"Univision's greatest risk is to suffer any kind of fragmentation," said James McNamara, president and chief executive of the rival Telemundo network. "They're not going to hold on to their dominant market share forever."
Andrew Hobson, Univision's executive vice president, told analysts last month that the company was willing to make that sacrifice. "If you don't eat your own lunch, someone else will," Hobson said, adding that the traditional networks were slow to recognize the strength of cable and other niche channels.
"They made huge mistakes," Hobson said. "The ones that were early in the game made very large money for their stockholders, and we intend to be in that case."

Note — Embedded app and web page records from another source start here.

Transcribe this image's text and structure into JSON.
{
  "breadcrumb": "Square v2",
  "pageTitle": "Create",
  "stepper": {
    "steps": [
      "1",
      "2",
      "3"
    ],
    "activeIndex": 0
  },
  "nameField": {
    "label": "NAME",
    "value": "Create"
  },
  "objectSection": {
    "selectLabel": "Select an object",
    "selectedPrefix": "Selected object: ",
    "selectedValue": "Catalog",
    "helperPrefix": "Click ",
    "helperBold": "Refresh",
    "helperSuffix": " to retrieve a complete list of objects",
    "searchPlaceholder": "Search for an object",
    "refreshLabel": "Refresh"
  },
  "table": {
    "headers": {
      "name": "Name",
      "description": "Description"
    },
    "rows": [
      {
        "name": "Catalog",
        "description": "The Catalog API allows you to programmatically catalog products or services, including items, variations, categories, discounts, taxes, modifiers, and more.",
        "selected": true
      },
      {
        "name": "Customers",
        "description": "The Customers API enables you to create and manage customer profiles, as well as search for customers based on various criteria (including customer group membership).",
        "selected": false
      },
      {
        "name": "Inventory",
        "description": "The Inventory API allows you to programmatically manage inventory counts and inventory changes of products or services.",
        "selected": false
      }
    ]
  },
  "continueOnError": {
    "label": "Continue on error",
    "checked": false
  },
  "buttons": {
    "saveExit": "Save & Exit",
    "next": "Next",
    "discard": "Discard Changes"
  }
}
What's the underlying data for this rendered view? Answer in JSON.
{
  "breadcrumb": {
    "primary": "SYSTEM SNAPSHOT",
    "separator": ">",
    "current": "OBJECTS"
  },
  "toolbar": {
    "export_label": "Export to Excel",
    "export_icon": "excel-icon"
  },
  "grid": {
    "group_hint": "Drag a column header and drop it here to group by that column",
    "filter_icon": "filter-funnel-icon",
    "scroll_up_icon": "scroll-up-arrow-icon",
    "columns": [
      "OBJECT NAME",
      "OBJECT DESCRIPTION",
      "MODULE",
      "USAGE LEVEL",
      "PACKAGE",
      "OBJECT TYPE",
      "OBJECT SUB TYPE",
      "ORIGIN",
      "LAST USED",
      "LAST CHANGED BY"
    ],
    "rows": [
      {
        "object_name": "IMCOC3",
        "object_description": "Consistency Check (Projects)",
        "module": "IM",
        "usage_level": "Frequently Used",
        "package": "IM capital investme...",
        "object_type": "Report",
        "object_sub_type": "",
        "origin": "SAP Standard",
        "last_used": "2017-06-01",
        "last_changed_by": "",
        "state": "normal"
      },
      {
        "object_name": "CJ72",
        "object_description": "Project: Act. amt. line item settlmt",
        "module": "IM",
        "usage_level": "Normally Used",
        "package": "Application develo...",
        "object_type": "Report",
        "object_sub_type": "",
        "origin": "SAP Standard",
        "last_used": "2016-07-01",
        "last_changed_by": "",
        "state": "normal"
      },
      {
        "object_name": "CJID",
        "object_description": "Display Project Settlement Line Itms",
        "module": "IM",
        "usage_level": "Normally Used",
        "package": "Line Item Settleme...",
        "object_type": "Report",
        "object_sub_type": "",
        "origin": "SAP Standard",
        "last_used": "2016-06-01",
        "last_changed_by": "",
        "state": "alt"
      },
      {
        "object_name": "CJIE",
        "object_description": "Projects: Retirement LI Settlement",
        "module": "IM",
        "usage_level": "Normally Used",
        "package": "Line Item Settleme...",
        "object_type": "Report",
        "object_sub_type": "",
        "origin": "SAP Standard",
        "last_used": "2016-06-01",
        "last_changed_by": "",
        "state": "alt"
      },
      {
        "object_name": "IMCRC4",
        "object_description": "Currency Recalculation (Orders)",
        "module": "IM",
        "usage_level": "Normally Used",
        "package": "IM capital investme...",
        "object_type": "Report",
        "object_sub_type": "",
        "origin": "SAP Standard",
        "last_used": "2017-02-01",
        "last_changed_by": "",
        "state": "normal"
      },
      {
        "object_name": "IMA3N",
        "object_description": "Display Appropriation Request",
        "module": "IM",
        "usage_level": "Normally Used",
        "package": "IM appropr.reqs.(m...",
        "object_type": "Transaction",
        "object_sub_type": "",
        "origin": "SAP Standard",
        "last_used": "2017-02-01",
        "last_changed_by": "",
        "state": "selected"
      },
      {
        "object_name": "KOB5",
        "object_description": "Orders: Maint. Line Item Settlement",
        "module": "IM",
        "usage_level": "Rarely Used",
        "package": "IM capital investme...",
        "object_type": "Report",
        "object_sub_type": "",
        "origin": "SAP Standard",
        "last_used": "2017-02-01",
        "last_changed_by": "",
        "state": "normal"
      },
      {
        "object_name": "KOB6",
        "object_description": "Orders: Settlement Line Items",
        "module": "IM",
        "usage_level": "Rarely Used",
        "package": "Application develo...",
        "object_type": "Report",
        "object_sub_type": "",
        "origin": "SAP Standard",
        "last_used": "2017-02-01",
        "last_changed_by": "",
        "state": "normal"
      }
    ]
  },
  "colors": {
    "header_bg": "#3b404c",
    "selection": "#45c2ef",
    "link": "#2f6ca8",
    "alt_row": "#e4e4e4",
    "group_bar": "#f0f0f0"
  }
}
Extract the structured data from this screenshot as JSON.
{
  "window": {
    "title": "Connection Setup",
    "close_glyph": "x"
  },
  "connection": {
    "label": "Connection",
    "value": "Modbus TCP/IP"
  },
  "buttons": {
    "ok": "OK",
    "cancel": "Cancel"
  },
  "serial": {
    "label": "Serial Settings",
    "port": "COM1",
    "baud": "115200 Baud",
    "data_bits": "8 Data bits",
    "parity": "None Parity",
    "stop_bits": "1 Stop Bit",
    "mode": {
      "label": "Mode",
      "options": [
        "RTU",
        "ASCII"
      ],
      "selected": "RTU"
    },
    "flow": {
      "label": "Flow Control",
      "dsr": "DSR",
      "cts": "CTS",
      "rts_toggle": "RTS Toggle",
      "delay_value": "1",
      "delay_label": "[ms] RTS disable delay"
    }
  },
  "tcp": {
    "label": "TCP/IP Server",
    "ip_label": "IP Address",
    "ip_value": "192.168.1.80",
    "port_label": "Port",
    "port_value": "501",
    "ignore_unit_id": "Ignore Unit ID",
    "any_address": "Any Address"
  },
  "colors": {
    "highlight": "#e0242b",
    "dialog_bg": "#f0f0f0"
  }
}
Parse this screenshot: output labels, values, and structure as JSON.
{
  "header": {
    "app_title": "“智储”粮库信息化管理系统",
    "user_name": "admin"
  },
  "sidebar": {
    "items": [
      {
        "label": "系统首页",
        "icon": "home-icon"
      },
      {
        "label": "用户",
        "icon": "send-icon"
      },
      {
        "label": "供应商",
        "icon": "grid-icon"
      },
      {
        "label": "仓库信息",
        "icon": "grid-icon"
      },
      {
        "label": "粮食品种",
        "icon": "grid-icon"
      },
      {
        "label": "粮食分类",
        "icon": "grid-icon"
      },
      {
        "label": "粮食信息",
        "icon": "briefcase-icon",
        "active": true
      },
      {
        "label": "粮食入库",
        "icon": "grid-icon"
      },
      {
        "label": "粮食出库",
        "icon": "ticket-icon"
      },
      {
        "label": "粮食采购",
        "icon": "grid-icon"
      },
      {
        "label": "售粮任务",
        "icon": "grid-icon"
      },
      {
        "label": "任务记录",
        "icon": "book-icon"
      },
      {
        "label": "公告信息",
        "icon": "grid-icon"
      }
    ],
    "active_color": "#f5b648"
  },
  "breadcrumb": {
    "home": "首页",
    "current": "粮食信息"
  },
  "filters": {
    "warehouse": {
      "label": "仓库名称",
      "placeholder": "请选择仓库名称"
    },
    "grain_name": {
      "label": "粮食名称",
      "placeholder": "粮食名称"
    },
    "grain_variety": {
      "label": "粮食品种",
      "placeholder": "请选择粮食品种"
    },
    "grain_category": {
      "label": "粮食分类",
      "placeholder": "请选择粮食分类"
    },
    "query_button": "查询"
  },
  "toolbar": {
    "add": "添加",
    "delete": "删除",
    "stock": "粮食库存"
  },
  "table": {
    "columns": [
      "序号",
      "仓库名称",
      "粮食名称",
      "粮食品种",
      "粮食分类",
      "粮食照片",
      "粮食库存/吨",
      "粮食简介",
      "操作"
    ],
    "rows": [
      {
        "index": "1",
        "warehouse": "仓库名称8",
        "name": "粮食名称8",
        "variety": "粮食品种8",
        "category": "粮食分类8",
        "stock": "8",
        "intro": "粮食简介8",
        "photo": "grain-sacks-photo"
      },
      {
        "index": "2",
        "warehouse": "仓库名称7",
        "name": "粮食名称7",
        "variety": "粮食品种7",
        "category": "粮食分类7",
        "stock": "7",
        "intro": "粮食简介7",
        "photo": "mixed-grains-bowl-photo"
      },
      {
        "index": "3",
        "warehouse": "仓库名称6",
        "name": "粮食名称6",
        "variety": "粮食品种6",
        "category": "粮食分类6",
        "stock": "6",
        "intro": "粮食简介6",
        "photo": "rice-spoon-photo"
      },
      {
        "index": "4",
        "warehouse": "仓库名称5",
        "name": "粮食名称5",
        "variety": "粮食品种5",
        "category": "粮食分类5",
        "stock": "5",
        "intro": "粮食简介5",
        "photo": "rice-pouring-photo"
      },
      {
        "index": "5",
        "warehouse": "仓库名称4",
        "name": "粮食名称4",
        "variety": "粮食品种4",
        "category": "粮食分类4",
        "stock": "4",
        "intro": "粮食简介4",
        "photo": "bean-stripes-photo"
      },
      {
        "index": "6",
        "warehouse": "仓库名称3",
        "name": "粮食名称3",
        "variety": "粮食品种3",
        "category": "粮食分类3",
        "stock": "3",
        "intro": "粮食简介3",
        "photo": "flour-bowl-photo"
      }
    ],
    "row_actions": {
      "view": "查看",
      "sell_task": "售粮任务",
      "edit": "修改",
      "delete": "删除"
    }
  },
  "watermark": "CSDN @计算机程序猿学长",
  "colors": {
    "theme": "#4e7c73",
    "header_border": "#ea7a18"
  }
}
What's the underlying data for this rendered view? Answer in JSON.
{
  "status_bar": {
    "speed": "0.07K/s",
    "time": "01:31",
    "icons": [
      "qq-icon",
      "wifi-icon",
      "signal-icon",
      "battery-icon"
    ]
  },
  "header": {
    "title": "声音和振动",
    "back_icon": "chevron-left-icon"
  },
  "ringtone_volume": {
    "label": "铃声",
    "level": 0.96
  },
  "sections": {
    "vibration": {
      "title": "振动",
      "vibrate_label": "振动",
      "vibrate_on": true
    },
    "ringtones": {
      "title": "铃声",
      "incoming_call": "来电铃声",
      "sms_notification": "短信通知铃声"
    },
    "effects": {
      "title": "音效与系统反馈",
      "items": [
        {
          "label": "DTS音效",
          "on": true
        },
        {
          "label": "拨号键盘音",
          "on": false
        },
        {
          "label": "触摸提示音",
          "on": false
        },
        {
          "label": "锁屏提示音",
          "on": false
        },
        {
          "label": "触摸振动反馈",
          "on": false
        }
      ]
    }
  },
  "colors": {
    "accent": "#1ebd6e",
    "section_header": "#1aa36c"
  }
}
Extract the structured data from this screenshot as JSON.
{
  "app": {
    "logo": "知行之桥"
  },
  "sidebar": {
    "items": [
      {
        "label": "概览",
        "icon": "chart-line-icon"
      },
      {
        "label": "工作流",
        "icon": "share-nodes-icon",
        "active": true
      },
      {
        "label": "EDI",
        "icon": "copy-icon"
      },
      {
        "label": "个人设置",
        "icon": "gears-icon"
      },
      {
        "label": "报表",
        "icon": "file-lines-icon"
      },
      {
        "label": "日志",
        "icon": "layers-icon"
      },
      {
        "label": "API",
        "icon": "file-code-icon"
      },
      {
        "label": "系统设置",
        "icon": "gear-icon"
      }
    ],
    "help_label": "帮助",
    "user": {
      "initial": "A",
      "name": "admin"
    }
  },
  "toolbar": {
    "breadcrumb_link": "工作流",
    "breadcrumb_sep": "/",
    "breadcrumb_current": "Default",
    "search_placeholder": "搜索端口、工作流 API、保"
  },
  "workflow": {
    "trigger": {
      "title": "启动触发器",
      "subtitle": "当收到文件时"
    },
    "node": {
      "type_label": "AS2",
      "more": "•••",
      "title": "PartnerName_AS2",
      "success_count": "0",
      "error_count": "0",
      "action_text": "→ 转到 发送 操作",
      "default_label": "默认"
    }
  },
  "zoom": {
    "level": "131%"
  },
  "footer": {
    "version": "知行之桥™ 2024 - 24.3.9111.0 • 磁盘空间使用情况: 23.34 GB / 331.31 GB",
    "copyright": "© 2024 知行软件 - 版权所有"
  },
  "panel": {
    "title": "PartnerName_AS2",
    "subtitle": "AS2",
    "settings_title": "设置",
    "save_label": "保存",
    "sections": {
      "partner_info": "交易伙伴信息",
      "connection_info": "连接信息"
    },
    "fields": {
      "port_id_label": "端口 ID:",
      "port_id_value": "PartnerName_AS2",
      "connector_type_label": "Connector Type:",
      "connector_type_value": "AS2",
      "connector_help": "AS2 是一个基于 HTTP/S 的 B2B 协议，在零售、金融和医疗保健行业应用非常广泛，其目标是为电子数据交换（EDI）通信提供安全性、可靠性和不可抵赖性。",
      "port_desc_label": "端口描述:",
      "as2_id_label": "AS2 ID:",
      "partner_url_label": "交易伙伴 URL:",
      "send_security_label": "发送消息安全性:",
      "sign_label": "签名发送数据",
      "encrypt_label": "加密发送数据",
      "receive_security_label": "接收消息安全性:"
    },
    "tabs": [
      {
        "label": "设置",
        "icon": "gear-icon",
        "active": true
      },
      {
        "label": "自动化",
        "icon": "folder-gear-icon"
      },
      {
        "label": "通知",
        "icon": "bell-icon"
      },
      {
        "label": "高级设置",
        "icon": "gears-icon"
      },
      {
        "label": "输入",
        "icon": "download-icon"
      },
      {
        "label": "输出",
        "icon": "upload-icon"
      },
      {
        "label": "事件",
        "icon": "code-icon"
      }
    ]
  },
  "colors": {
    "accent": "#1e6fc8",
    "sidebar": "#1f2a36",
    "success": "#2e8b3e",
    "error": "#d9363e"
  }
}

Univision has long wanted to start a third network to join the flagship Univision network and Galavision.
Chief Executive A. Jerrold Perenchio often suggested to Barry Diller that Diller sell some of the USA Network stations to Univision, Rodriguez said. So when Diller decided in late 2000 to sell his stations that distribute the Home Shopping Network, he immediately called billionaire Perenchio.
"We knew there was this huge market out there, but it is very difficult to put a network like this together for an affordable price," Rodriguez said. "But Barry Diller had done all of the heavy lifting."
Other would-be contenders in the Spanish-language television market--Hispanic Television Network of Fort Worth and Azteca America of Visalia, Calif.--have struggled during the last two years to buy stations and gain distribution in key Latino markets.
In contrast, Univision today will make its final $592-million payment to USA Networks for 13 stations, including in major markets such as Los Angeles, New York and Miami. Univision spent an additional $300 million last year to buy other stations, converted several of its existing stations and rounded out the network with 19 affiliate stations, including more than 10 owned by Santa Monica-based Entravision Communications, a company 32%-owned by Univision.
The amount paid by Univision for the stations is about half of the $2.7 billion, including debt, that General Electric's NBC network agreed to pay for Telemundo. Univision says TeleFutura will be a lean operation, sharing its sales and management team with existing Univision stations, including KMEX-TV Channel 34 in L.A.
"We're launching with programming 24 hours a day, seven days a week," Rodriguez said. "It's pretty daunting with most of the stations coming on board at once, and we've done it all in one year."
Some experts are skeptical that TeleFutura will be an immediate hit. They don't think viewers who watch ABC, Fox and the WB network will suddenly switch to TeleFutura to watch dated Hollywood movies. The company, they point out, is not pouring large sums into original programming.
Alliance Formed With Grupo Televisa
Instead, Univision last month agreed to a new programming alliance with its Mexico City partner, Grupo Televisa, allowing the network to show Televisa programs on TeleFutura.
Televisa supplies Univision with its most successful telenovelas. Though Televisa programs are popular with Latinos of Mexican and Central American heritage, industry watchers say the shows do not play as well on the East Coast among Puerto Ricans in New York or Cubans in Miami.
"The question is: Do they understand the culture and the mind-set of U.S. Hispanics to the degree needed to provide successful programming?" asked Carlos Santiago of Santiago & Valdes Solutions. "I think the jury is out."
Manny Gonzalez, president of the L.A. marketing firm Sapo Communications, agreed, saying TeleFutura might do little to expand the pie of Latino viewers tuning into Spanish-language programs.
"I suspect that TeleFutura will capture more Telemundo viewers than those watching English- language programs," Gonzalez said. "How do you capture more of the English-speaking segment if you don't invest in original quality programming?"
Univision's Rodriguez said the network probably will evolve.
"As we go forward, we will be testing different concepts," Rodriguez said. "TeleFutura is a new network and it can afford to be different. We're going to mix it up."